These sales don’t reflect existing gun owners hoarding firearms either, as there are over five million new gun owners this year, likely the largest surge in gun ownership in U.S. history.
Naturally, that surge in gun sales and ownership has coincided with the popularity of gun control plummeting.
According to the latest polling from Gallup:
Americans are less likely than they have been since 2016 to call for increased gun control. The latest majority (57%) in the U.S. who call for stricter laws covering the sale of firearms marks a seven-percentage-point decline since last year. At the same time, 34% of U.S. adults prefer that gun laws be kept as they are now, while 9% would like them to be less strict.
Gallup has been tracking the public’s views on this measure since 1990, when a record-high 78% of Americans supported stricter laws for gun sales as the nation’s crime rate was rising. A majority of Americans held that position until 2008. Support then fell to a low of 43% in 2011.
Since the early 1990s, Americans’ preferences for tougher gun control have generally peaked in the wake of prominent mass shootings and waned as the memory of each fades.
Support for stricter gun control consistently declined from the early 1990s to 2012, and then began inching upwards since then. The jump in 2012 seems to coincidence with the tragic Sandy Hook Massacre, which support for stricter gun laws also increased following the Parkland School Shooting.
Broken down by party affiliation, support for stricter gun control has increased 24 points for Democrats since Gallup began tracking it, while it’s only increased 5 points among Independents. Meanwhile support among Republicans has been cut in half.
The type of gun control that’s being supported tends to be of “scary” weapons, such as so-called assault weapons, whose only differences with regular firearms are cosmetic. It would be amusing to ask someone describing the AR-15 as a “weapon of war” if they could name a single military engagement in which one was used (hint: there aren’t any).

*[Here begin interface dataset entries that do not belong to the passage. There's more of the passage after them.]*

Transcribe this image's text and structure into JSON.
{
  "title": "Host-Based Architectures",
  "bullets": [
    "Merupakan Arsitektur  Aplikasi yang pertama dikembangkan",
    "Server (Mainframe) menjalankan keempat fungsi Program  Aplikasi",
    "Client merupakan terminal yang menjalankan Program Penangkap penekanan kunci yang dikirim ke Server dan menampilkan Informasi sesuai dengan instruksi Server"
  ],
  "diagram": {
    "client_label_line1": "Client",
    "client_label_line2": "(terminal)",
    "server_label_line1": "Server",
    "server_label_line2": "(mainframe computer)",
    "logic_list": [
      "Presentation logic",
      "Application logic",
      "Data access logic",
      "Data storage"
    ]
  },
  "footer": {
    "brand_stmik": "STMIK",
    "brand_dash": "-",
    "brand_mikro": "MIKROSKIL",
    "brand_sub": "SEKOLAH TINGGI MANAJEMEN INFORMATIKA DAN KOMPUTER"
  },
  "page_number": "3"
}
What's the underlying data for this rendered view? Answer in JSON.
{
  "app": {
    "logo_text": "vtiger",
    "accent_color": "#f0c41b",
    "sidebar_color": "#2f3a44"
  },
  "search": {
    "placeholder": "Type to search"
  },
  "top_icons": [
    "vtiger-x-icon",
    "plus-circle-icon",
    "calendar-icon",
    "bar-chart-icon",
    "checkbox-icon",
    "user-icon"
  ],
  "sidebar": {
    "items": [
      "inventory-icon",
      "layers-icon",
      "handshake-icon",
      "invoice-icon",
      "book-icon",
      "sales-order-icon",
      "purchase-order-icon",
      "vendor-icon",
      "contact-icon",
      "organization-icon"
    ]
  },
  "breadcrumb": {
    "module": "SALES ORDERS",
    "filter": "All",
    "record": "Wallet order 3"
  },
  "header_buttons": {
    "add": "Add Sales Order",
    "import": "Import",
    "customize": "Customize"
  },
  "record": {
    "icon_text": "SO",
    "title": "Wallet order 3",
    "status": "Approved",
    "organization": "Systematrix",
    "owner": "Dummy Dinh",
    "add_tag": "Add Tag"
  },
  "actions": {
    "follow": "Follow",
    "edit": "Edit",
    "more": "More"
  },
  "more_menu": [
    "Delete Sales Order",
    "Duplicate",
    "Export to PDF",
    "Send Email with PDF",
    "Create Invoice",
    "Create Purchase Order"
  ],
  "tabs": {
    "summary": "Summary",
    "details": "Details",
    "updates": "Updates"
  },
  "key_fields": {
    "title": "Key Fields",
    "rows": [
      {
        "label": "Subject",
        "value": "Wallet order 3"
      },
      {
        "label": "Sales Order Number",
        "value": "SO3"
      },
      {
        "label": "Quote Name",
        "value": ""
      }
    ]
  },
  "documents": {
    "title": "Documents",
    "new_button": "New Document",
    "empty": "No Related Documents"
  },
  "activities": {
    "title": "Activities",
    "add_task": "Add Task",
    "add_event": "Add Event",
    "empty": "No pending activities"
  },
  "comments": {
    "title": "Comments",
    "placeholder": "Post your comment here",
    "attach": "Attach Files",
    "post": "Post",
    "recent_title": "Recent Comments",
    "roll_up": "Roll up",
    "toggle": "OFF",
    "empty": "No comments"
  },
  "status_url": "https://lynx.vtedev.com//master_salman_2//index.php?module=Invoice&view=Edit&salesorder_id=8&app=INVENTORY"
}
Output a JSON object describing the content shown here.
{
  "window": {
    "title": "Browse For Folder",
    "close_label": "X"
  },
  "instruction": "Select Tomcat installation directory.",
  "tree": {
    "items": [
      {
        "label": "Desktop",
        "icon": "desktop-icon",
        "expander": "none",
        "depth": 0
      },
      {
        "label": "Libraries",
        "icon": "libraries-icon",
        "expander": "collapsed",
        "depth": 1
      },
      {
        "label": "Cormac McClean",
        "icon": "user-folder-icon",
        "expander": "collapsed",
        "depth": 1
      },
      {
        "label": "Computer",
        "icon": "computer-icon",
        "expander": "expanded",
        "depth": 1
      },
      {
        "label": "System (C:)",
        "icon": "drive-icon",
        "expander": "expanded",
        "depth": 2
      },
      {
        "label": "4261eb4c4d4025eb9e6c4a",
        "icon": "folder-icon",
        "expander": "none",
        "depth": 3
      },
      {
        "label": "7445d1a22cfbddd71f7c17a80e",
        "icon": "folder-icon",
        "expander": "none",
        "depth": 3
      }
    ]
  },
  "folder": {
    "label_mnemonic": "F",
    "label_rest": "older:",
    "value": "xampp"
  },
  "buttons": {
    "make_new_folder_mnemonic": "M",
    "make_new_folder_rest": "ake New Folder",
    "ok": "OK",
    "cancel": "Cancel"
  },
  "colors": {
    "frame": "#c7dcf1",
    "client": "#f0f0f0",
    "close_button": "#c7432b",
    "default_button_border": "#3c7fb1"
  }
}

Support for a blanket handgun ban is at the lowest level ever except for one year, and has consistently trended downward.
Ironically, it’s handguns that make up the disproportionate share of firearm homicides in the U.S., not the “scary” firearms people want to regulate. There were four times as many people are killed with knives that all types of rifles (not just “assault” rifles) last year. That support for gun control is disproportionately in favor of restricting “assault rifles” just goes to prove that what support there is for gun control is being driven by media hysteria, not the facts.